State-Community Synergies in Community-Driven Development
AbstractStates can do much to tap community-level energies and resources for development if they seek to interact more synergistically with local communities. The broader spin-off is the creation of a developmental society and polity. Using case studies from Asia and Latin America, we illustrate how: (1) state efforts to bring about land reform, tenancy reform, and expanding non-crop sources of income can broaden the distribution of power in rural communities, laying the basis for more effective community-driven collective action; and (2) higher levels of government can form alliances with communities, putting pressure on local authorities from above and below to improve development outcomes at the local level. These alliances can also be very effective in catalysing collective action at community level, and reducing 'local capture' by vested interests. There are several encouraging points that emerge from these case studies. First, powerful institutional changes do not necessarily take long to generate. Second, they can be achieved in a diversity of settings: tightly knit or open communities; war-ravaged or relatively stable; democratic or authoritarian; with land reform or (if carefully managed) even without. Third, there are strong political pay-offs in terms of legitimacy and popular support for those who support such developmental action.
Download InfoIf you experience problems downloading a file, check if you have the proper application to view it first. In case of further problems read the IDEAS help page. Note that these files are not on the IDEAS site. Please be patient as the files may be large.
As the access to this document is restricted, you may want to look for a different version under "Related research" (further below) or search for a different version of it.
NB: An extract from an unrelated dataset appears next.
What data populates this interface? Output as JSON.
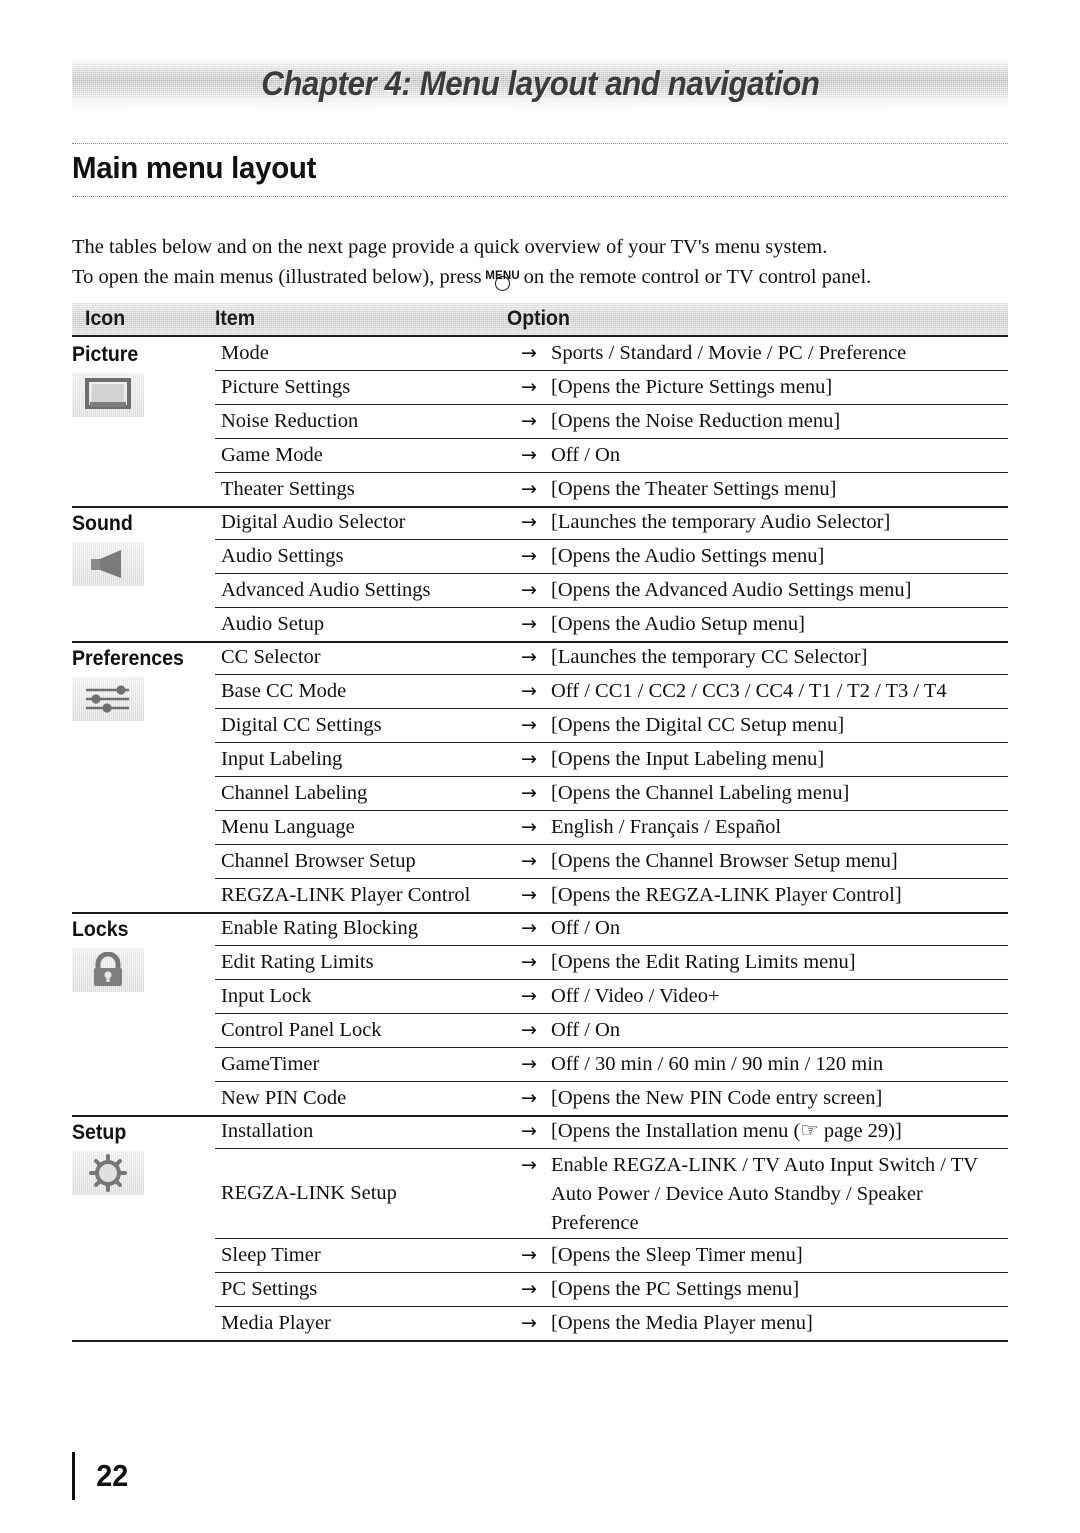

Bibliographic InfoArticle provided by Taylor & Francis Journals in its journal Journal of Development Studies.
Volume (Year): 40 (2004)
Issue (Month): 3 ()
Contact details of provider:
Web page: http://www.tandfonline.com/FJDS20
You can help add them by filling out this form.
CitEc Project, subscribe to its RSS feed for this item.
- Speer, Johanna, 2012. "Participatory Governance Reform: A Good Strategy for Increasing Government Responsiveness and Improving Public Services?," World Development, Elsevier, vol. 40(12), pages 2379-2398.
- Khaleghian, Peyvand & Gupta, Monica Das, 2005. "Public management and the essential public health functions," World Development, Elsevier, vol. 33(7), pages 1083-1099, July.
- Khaleghian, Peyvand & Das Gupta Monica, 2004. "Public management and essential public health functions," Policy Research Working Paper Series 3220, The World Bank.
- Anirudh Krishna & Meri Poghosyan & Narayan Das, 2010. "How much can asset transfers help the poorest? The five Cs of community-level development and BRAC’s Ultra-Poor Programme," Brooks World Poverty Institute Working Paper Series 13010, BWPI, The University of Manchester.
- Ray, Sunil & Bijarnia, Mahendra, 2007. "Power relations and institutional outcomes: A case of pastureland development in Semi-arid Rajasthan," Ecological Economics, Elsevier, vol. 62(2), pages 360-372, April.
- Fritzen, Scott A., 2007. "Can the Design of Community-Driven Development Reduce the Risk of Elite Capture? Evidence from Indonesia," World Development, Elsevier, vol. 35(8), pages 1359-1375, August.
For technical questions regarding this item, or to correct its authors, title, abstract, bibliographic or download information, contact: (Michael McNulty).
If you have authored this item and are not yet registered with RePEc, we encourage you to do it here. This allows to link your profile to this item. It also allows you to accept potential citations to this item that we are uncertain about.
If references are entirely missing, you can add them using this form.
If the full references list an item that is present in RePEc, but the system did not link to it, you can help with this form.
If you know of missing items citing this one, you can help us creating those links by adding the relevant references in the same way as above, for each refering item. If you are a registered author of this item, you may also want to check the "citations" tab in your profile, as there may be some citations waiting for confirmation.
Please note that corrections may take a couple of weeks to filter through the various RePEc services.